▶ **Task**
The answer must consist of each line below that contains the string "icon".

- - - - -

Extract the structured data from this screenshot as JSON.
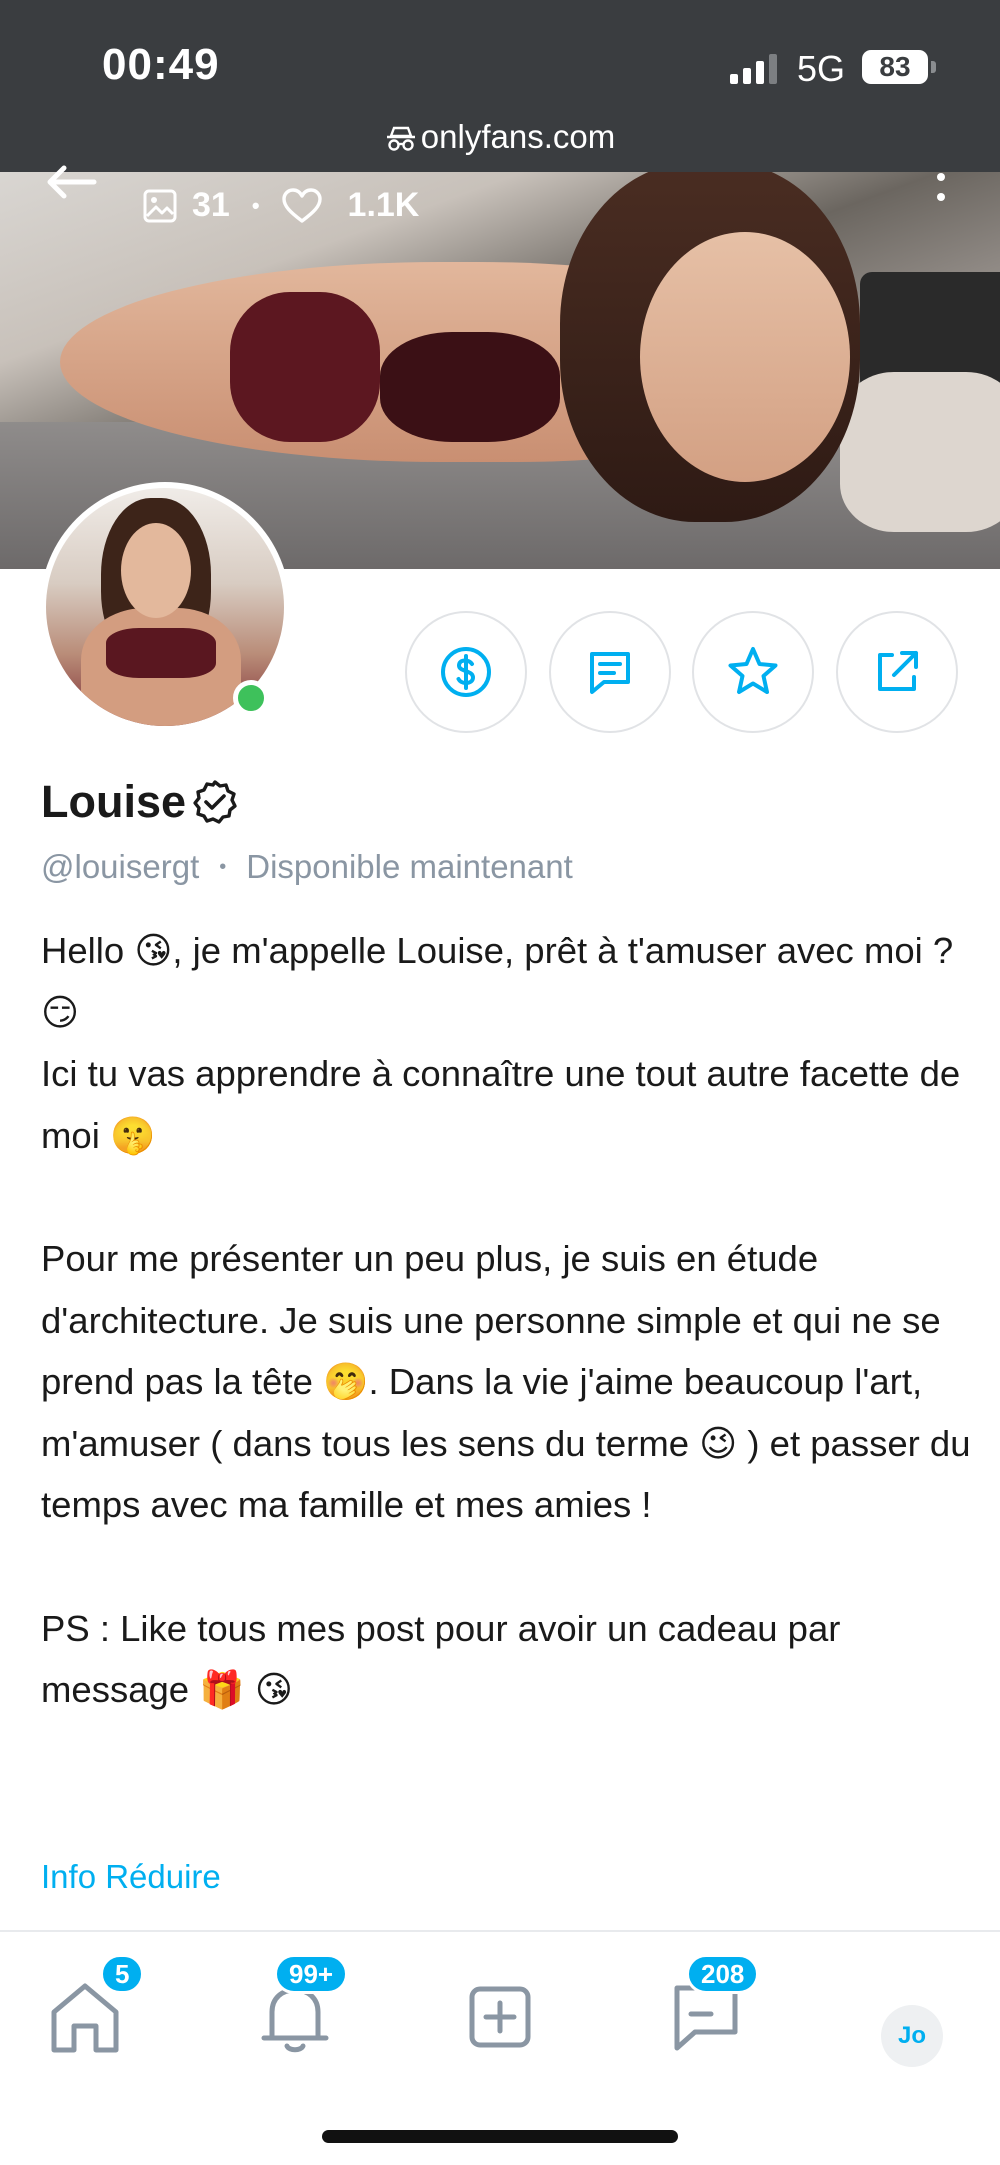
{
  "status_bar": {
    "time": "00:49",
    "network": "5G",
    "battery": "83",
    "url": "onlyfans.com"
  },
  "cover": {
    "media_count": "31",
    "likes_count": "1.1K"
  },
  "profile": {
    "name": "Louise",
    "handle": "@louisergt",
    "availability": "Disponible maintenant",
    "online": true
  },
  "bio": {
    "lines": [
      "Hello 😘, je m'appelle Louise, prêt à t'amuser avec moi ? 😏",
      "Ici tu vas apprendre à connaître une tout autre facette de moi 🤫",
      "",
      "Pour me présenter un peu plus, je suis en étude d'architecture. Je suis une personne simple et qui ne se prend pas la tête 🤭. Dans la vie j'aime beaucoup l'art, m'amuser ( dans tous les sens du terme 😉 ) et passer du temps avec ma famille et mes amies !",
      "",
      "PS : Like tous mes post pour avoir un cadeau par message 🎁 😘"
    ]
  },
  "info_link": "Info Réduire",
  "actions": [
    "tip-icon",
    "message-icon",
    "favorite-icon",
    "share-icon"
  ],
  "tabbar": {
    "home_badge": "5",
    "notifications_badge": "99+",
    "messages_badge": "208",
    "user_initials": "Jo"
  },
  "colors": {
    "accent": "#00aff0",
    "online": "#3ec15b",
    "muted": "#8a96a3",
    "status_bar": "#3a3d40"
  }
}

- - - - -

▶ **Answer space**
    "tip-icon",
    "message-icon",
    "favorite-icon",
    "share-icon"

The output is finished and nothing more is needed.